[RECORDS SUPPLIED Boundary: Start]

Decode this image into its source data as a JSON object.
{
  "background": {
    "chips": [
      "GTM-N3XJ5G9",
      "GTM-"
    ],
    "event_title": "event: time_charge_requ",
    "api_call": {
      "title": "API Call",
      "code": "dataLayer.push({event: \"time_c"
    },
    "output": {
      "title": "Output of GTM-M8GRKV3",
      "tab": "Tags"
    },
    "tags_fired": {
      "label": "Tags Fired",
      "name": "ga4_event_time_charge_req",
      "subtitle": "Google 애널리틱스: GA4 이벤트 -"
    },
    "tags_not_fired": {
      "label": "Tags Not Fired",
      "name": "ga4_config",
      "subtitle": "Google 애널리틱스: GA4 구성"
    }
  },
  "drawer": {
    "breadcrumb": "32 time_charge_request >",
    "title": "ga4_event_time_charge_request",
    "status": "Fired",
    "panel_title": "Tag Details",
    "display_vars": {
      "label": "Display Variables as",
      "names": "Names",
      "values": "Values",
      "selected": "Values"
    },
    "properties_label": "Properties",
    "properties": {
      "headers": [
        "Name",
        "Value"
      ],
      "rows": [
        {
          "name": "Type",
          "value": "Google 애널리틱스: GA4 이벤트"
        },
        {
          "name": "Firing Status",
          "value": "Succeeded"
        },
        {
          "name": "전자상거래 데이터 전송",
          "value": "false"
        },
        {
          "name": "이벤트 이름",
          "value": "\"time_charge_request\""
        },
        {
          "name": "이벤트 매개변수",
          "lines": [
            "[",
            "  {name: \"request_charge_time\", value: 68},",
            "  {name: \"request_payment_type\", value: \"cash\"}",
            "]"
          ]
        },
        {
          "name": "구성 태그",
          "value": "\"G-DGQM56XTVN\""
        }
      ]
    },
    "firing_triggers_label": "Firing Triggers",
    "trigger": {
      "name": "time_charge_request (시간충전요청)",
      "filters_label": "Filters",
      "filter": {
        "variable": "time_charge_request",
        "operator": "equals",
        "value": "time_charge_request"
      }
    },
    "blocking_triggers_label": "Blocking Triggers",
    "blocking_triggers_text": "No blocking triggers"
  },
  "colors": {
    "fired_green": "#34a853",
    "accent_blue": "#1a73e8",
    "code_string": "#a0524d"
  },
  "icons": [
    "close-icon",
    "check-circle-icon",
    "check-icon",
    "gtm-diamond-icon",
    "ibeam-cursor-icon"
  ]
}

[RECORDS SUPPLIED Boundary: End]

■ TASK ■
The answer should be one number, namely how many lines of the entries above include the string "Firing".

■ RESULT OF THIS EXERCISE ■
2